Many of our veterans struggle with stress from their deployments in combat zones. When this is added with illnesses and injuries, they become a high risk for substance abuse. In fact, over one fourth of military deaths is credited to substance abuse.
The Paralyzed Veterans of America (PVA) has dedicated their time and resources to helping wounded veterans and their families rebuild their lives. They offer support from substance abuse and addiction. If you have an old vehicle, you can donate a car for veterans and help the PVA give a veteran needed help from substance abuse.
Opioids are prescription pain medication that are generally safe when used correctly. They include medications like codeine, fentanyl, oxycodone, and morphine to name a few. Misuse of opioids can put a person at risk for addiction that affects a person’s brain and behavior.
More and more people in America are being affected by opioid abuse and addiction. Most of us know a relative, friend or neighbor that has succumbed to this addiction. It is a formidable reality that we have an opioid crisis in America.
Avoiding Opioid Addiction
Opioid medications create artificial endorphins that alter your brain. They not only block pain, they make you feel good. When a person takes too much opioid, it can cause their brain to rely on the artificial endorphins to feel normal. When opioids are used for long-term management of pain, the potential for addiction becomes high.
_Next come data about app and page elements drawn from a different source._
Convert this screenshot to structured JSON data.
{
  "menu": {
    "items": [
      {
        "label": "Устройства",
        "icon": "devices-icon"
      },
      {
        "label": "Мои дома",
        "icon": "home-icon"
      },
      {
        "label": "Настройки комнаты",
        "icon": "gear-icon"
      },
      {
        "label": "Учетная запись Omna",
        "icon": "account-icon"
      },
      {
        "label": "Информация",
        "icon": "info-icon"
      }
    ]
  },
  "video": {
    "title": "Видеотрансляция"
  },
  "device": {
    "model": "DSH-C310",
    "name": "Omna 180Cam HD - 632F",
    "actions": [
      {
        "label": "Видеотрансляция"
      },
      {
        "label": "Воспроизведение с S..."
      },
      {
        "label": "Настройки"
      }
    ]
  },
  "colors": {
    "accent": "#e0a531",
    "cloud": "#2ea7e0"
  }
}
To avoid addiction, a person should only use opioid drugs for a maximum of a week or less.
Opioid Addiction Treatment
The main treatment for addiction is to enable you to stop using the drug. This is called detox. A good treatment will also help a person avoid future use or relapse. Treatment will be different for each person.
A physician can prescribe particular medicines that help decrease the symptoms of withdrawal when opioid drugs are stopped. They can also help in controlling the cravings. These medications include naltrexone, buprenorphine and methadone.
After a person has gone through opioid detox, depression can be managed through behavioral treatments. This is meant to help a person through damaged relationships, cravings and avoiding relapses. Behavioral treatments may include cognitive therapy, family or group counseling and individual counseling.
Living With Opioid Addiction
The most important thing to remember if you think you might be addicted to opioids is to know that you are not alone. There is help for you. You can get through this. Remember that you can control your own behavior.
Here are some steps to fight opioid addiction:
- Commit to Quit.
- Get an Appointment with Your Doctor Right Away. Your physician will be your biggest ally, even if he or she is the one who prescribed the opioid. You can get medication from your doctor to easy your cravings. You doctor can also direct you to counseling that can help.
- Seek Out Support. There are organizations, like the PVA that are dedicated to helping people who have addictions. They are committed to helping you succeed if you allow them to help. Ask your friends and family for their help and support as well.
If you would like to help a veteran struggling with drug addiction, consider a Veterans of America car donation through Donate-a-car. Donating your old car to the PVA can make a real difference for someone who has sacrificed so much for our country.